TASK OBJECTIVE
Within these entries, which lines include the string "placeholder"? Copy each one.

Web page and app entries:
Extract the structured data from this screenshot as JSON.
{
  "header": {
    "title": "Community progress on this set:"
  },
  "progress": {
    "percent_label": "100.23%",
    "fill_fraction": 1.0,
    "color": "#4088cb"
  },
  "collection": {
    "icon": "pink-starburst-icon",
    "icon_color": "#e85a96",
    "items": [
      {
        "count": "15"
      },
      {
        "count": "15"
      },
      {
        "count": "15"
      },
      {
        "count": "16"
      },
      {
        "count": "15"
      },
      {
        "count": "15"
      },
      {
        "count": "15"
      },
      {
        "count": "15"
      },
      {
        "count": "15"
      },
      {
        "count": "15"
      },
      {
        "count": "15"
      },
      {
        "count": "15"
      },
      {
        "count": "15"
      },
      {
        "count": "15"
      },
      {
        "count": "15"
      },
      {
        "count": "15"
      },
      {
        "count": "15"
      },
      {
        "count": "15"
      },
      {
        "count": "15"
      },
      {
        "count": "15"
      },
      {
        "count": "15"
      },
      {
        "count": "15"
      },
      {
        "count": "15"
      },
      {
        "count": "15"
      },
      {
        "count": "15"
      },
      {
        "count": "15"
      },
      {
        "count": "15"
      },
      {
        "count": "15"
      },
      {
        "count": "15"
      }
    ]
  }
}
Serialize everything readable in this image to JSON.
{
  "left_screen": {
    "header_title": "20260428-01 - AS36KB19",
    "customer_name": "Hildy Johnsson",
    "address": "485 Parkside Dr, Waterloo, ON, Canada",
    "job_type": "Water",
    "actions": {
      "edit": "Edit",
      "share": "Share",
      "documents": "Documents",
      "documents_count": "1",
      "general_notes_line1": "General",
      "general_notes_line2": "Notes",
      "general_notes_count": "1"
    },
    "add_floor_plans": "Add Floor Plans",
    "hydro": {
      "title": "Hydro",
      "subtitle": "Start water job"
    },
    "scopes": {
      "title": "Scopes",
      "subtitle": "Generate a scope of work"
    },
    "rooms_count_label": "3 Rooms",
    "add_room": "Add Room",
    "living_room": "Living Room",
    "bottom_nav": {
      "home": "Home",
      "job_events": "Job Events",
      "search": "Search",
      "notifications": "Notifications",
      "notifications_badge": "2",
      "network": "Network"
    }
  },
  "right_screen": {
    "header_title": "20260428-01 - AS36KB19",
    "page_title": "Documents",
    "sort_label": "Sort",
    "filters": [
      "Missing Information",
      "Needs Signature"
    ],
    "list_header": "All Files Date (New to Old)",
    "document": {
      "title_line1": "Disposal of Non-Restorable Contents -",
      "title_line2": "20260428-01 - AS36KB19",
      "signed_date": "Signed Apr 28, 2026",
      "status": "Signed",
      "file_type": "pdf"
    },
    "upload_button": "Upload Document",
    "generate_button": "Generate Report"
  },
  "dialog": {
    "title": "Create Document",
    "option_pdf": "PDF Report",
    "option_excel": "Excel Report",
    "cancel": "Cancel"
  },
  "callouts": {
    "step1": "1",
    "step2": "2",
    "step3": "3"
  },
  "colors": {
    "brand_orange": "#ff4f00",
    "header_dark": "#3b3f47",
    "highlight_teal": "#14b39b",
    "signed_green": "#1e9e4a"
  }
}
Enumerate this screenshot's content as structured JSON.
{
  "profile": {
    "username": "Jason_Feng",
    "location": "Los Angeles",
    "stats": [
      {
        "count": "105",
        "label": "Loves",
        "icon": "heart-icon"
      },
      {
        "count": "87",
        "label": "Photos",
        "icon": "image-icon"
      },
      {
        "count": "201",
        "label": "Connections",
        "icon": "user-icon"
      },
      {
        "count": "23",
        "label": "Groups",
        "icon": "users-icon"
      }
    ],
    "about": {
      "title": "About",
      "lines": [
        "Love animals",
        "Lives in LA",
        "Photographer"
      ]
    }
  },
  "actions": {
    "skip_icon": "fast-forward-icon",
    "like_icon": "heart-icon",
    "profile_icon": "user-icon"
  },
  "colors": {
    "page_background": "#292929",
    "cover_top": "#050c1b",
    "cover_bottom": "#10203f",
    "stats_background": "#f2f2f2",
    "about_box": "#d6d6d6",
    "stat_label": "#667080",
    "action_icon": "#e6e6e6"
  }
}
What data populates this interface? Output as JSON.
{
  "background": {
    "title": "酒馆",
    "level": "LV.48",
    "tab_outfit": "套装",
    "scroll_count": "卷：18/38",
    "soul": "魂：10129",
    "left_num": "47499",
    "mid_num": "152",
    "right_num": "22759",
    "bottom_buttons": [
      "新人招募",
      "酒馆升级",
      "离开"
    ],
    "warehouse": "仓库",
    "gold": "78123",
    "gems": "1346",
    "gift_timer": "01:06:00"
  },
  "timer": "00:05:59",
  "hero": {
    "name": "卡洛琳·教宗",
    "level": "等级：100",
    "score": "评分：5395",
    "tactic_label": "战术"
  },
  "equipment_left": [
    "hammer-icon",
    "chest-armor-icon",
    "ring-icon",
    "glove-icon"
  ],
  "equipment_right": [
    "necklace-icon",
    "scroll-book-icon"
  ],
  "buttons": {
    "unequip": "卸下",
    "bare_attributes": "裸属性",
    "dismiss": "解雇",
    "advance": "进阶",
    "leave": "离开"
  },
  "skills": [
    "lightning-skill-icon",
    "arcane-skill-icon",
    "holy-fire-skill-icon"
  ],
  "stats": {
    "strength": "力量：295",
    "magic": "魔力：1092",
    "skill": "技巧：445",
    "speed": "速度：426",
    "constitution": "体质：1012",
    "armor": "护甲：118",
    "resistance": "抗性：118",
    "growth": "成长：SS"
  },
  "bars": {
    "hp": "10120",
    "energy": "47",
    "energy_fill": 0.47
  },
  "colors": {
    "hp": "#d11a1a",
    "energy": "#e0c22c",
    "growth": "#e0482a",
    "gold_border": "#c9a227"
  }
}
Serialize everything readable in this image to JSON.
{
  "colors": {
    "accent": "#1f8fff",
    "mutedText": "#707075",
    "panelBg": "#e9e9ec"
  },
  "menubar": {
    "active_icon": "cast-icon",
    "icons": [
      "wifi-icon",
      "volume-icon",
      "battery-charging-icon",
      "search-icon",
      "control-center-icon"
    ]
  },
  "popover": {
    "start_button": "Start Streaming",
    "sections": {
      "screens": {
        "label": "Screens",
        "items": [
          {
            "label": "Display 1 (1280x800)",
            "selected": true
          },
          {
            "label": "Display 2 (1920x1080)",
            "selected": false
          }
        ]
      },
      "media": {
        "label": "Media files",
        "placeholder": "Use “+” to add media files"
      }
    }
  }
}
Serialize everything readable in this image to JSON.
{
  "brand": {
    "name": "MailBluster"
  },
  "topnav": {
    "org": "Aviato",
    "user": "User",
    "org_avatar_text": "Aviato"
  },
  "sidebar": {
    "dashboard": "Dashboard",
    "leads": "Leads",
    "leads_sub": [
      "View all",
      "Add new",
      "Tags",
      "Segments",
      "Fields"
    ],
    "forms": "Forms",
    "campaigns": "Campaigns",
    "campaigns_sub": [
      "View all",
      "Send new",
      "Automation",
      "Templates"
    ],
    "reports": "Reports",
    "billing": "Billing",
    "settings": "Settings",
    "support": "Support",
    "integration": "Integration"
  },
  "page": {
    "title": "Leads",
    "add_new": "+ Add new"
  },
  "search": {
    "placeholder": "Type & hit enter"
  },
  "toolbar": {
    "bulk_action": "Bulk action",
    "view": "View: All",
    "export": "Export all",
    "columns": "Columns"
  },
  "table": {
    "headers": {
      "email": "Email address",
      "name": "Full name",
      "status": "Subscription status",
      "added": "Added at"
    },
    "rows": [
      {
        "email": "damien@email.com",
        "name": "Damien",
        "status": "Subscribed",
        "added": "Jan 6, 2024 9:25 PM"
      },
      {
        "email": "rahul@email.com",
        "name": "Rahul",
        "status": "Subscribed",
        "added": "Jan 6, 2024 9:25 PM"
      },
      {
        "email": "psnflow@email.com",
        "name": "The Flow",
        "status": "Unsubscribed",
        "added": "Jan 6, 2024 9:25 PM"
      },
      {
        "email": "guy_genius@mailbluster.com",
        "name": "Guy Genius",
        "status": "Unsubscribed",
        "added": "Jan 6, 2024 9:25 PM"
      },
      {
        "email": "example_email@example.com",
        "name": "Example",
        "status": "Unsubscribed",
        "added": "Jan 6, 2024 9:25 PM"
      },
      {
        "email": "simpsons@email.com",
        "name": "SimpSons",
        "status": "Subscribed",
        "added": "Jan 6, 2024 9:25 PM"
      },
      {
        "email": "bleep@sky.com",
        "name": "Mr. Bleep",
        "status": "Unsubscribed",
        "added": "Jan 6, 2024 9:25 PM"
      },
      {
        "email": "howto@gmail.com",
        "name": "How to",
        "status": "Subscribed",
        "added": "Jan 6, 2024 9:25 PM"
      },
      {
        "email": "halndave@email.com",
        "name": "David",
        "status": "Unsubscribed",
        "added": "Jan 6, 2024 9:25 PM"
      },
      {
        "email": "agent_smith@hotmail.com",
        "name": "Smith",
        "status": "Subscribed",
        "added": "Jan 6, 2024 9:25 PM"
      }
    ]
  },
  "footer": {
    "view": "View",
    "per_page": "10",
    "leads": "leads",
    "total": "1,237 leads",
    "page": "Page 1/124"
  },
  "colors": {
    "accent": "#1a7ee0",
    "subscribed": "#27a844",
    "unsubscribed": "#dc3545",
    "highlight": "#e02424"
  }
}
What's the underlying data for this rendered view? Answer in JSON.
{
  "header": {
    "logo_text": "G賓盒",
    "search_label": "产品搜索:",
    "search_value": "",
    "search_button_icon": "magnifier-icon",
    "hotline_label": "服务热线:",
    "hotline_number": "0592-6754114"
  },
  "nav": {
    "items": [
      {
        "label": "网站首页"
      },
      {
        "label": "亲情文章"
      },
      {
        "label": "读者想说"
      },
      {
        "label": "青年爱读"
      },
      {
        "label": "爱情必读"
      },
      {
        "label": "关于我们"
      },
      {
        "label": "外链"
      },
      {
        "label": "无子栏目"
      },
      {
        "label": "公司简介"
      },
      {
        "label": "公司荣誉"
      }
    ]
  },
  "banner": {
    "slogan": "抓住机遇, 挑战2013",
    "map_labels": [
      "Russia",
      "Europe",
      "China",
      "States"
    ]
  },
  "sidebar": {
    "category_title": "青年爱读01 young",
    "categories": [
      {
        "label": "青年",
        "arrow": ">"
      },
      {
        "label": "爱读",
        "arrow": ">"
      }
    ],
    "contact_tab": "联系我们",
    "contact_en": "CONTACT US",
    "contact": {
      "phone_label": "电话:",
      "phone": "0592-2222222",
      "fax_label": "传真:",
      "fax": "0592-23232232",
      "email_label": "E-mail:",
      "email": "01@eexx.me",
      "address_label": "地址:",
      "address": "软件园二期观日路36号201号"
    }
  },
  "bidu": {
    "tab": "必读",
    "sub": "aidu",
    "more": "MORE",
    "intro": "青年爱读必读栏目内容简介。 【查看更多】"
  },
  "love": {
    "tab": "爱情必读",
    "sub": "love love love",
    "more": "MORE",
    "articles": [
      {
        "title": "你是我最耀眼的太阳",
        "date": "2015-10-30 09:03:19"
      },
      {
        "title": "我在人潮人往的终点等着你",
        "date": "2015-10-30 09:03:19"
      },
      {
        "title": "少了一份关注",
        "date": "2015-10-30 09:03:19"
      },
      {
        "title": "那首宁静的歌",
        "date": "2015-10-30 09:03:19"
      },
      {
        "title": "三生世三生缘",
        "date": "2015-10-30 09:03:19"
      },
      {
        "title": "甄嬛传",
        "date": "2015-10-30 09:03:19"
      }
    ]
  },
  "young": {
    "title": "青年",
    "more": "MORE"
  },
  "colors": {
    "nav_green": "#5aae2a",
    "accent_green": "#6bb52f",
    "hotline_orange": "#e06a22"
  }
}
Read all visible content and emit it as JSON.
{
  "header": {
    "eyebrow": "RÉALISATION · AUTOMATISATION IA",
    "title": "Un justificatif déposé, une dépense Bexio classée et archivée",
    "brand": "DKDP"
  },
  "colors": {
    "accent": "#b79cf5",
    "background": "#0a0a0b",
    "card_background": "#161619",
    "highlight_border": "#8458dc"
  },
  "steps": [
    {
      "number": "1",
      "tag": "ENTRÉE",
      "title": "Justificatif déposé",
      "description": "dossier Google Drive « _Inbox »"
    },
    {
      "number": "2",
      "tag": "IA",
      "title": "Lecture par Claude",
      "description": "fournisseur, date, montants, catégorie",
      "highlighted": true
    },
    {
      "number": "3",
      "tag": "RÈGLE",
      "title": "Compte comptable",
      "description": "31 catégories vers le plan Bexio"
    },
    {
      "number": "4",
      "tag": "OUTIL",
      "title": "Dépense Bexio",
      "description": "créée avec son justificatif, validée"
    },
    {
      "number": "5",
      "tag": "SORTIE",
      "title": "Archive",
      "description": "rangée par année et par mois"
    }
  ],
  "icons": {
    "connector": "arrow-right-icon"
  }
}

EXERCISE SOLUTION
        "placeholder": "Use “+” to add media files"
    "placeholder": "Type & hit enter"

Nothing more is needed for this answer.